From its initial mention by Eberhard von Bodenhausen and Wilhelm R. Valentiner (1911), this work has been attributed to Gerard David with few dissenting voices (see Refs.). The Christ type is familiar from David’s other works both on a small scale, such as the Christ Blessing
), and those on a larger scale, such as the Deposition
(Frick Collection, New York), the Transfiguration
(Onze-Lieve-Vrouwekerk, Bruges), and the Baptism of Christ
(Groeningemuseum, Bruges), all from the period around 1500–1510. The forlorn, aged Virgin and the Mary Magdalen types are also reminiscent of similar figures in the Frick Deposition
Added to these paintings are two additional diptychs also by David and a single panel that represent the same themes as the Upton House-Met pair. The slightly earlier diptychs of around 1490–95 in the Alte Pinakothek, Munich and the Kunstmuseum, Basel (figs. 3, 4) are forerunners of the Upton House-Met pair of around 1500 (Hand, Metzger, and Spronk 2006). The apparent popularity of these diptychs, most likely due to demand from the local Bruges Franciscans, was the impetus for adjustments David made in his working procedures in order to more efficiently and quickly produce them. While infrared reflectography of the Basel Christ Taking Leave of His Mother
shows a detailed underdrawing in pen, the later Met panel of the same subject works out the altered composition in a rough black chalk sketch.
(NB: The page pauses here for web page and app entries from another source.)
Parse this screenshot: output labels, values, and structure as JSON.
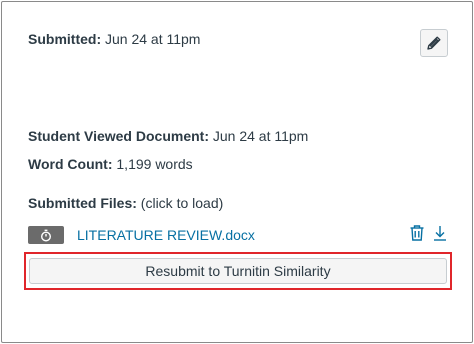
{
  "submission": {
    "submitted_label": "Submitted:",
    "submitted_value": "Jun 24 at 11pm",
    "viewed_label": "Student Viewed Document:",
    "viewed_value": "Jun 24 at 11pm",
    "word_count_label": "Word Count:",
    "word_count_value": "1,199 words",
    "files_label": "Submitted Files:",
    "files_hint": "(click to load)"
  },
  "file": {
    "name": "LITERATURE REVIEW.docx",
    "badge_icon": "stopwatch-icon"
  },
  "actions": {
    "edit_icon": "pencil-icon",
    "delete_icon": "trash-icon",
    "download_icon": "download-icon",
    "resubmit_label": "Resubmit to Turnitin Similarity"
  },
  "colors": {
    "link": "#0770a3",
    "highlight": "#e0262b"
  }
}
The Upton House Virgin and Child
reveals pouncing in its preparatory underdrawing, thereby suggesting that it perhaps was a composition produced in even greater numbers in a streamlined fashion (Ainsworth 1998, pp. 272–76). It could serve as an independent painting, as the Virgin was especially venerated by the Franciscans, or it could be joined with Christ Taking Leave of His Mother
to form a diptych, thus appealing to the various wishes of the buyer. There also exists a much larger-scale version by David of Christ Taking Leave of His Mother
(47 1/16 x 24 3/16 in.) of around 1498–1511/15 in the National Gallery of Ireland, Dublin. It likely was the left wing of a triptych, the remainder of which has not survived. Leaving no question about its theme, the painting includes in Latin the text from chapter 72 of the Meditations of the Life of Christ
, " vale mea dulcissima mater, iam / vado immolari pro salte hominum (Farewell my sweeter mother, I go now to be offered for the salvation of mankind)."
Maryan W. Ainsworth 2020
 See James Marrow, “Circumdederunt me canes multi
: Christ’s Tormentors in Northern European Art of the Late Middle Ages and Early Renaissance,” Art Bulletin
59 (1977), p. 176.
 John of Caulibus, Meditations on the Life of Christ
, translated from the original Latin and edited by Francis X. Taney, Sr., Anne Miller, O.S.F., and C. Mary Stallings-Taney, Ashville, North Carolina, 2000, pp. xiii–xv.
 Ibid., p. 226.
 Ibid., p. 227.
 See Anne Derbes and Amy Neff, “Italy, the Mendicant Orders, and the Byzantine Sphere,” in Helen Evans, ed., Byzantium: Faith and Power (1261–1557)
, exh. cat., The Metropolitan Museum of Art, New York, New Haven, 2004, pp. 449–87.
 Ibid., p. 479, no. 288, and pp. 576–78, no. 344.
 Maria Vassilaki and Niki Tsironis, “Representations of the Virgin,” in Maria Vassilaki ed., Mother of God: Representations of the Virgin in Byzantine Art
, exh. cat., Benaki Museum, Athens, 2000, pp. 460–61.
 Maximiliaan P. J. Martens, Artistic Patronage in Bruges Institutions, ca. 1440–1482
, Ph.D. diss., University of California at Santa Barbara, 1992, pp. 305–6.
 Ibid., p. 308.
 Ibid., pp. 308–9. Although the membership made up the most prominent art patrons of Bruges, few works associated with the Confraternity of the Dry Tree are known. For the Madonna of the Dry Tree
by Petrus Christus, see Maryan W. Ainsworth, Petrus Christus, Renaissance Master of Bruges
, exh. cat. The Metropolitan Museum of Art, 1994, pp. 162–65, no. 18.
 Martens 1992, pp. 313–14.
 Christiaan Vogelaar, Netherlandish Fifteenth and Sixteenth Century Paintings in the National Gallery of Ireland, A Complete Catalogue
, Dublin, 1987, pp. 22–24, figs. 20–22.